**Assignment**
Look through the material and copy each line holding "text".

**The input**
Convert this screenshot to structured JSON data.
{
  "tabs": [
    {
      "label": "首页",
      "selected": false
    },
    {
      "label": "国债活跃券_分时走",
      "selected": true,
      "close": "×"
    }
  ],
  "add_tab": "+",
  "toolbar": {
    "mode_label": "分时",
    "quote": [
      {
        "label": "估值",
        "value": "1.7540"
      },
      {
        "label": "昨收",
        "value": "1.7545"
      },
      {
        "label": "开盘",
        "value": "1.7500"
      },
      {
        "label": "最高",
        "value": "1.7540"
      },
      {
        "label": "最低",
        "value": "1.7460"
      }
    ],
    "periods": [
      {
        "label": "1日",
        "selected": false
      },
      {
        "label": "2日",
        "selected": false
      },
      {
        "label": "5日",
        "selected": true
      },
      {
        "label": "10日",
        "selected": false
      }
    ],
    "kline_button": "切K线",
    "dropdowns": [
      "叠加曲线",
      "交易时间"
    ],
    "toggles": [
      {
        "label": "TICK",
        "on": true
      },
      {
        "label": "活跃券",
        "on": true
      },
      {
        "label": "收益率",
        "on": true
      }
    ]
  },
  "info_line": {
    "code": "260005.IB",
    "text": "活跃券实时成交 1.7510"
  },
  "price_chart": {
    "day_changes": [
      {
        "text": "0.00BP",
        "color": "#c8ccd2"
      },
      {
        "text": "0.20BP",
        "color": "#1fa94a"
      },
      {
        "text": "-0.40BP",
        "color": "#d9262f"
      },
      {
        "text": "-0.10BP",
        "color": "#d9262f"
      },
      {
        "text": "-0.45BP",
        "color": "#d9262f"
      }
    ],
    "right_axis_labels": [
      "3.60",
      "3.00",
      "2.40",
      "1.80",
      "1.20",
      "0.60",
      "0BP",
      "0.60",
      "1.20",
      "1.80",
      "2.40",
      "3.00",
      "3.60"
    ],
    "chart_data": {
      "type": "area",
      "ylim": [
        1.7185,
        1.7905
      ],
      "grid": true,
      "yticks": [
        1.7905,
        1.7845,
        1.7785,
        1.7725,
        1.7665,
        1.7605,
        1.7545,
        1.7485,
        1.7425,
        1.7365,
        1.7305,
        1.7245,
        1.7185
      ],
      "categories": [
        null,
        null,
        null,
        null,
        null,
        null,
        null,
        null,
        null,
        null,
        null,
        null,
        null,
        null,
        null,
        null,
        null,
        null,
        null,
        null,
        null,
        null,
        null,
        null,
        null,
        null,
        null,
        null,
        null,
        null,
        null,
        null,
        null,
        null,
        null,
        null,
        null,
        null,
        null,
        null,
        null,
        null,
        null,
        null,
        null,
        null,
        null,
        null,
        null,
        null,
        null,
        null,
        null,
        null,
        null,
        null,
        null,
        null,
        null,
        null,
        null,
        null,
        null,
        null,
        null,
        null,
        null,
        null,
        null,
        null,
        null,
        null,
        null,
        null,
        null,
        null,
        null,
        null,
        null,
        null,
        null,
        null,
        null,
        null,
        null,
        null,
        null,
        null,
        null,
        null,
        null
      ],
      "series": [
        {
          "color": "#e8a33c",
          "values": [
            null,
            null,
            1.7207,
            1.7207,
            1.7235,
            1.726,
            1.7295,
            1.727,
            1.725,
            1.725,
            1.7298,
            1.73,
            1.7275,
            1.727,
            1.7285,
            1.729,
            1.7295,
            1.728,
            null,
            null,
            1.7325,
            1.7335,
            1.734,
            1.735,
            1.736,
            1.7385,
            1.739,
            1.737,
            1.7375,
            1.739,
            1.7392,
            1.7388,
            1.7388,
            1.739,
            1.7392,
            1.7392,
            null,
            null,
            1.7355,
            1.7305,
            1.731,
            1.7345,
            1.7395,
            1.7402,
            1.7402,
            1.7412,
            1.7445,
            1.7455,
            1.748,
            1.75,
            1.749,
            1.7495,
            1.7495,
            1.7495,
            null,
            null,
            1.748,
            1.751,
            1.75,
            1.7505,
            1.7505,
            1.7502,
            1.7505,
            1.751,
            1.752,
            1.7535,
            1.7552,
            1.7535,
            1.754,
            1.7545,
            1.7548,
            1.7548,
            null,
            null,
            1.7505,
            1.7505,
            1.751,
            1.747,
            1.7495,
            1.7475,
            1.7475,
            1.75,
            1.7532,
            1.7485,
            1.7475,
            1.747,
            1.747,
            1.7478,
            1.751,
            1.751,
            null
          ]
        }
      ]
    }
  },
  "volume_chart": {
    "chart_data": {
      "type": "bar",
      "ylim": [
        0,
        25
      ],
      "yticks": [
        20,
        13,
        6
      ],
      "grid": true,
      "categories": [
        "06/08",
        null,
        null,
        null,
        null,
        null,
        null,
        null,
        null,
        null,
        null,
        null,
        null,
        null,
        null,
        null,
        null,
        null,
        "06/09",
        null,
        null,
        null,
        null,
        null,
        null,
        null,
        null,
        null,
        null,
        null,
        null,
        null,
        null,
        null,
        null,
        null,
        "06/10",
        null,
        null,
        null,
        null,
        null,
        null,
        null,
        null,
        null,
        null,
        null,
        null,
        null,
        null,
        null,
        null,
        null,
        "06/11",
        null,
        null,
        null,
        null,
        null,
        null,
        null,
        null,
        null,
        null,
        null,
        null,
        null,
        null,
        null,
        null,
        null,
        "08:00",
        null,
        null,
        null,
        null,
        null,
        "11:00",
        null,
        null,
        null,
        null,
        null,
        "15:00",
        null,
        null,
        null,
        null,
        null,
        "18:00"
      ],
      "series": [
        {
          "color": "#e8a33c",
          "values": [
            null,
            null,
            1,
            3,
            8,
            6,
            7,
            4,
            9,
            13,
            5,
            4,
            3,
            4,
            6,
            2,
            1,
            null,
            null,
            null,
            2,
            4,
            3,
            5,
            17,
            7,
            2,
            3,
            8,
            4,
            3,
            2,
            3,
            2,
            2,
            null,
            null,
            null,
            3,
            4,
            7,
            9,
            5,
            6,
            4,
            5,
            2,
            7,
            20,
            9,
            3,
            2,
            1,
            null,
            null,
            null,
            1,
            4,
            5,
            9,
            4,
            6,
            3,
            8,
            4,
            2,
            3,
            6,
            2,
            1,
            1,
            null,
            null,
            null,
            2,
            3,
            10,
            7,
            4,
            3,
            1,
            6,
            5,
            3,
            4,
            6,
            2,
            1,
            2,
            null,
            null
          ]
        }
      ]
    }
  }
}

**Task solution**
    "text": "活跃券实时成交 1.7510"
        "text": "0.00BP",
        "text": "0.20BP",
        "text": "-0.40BP",
        "text": "-0.10BP",
        "text": "-0.45BP",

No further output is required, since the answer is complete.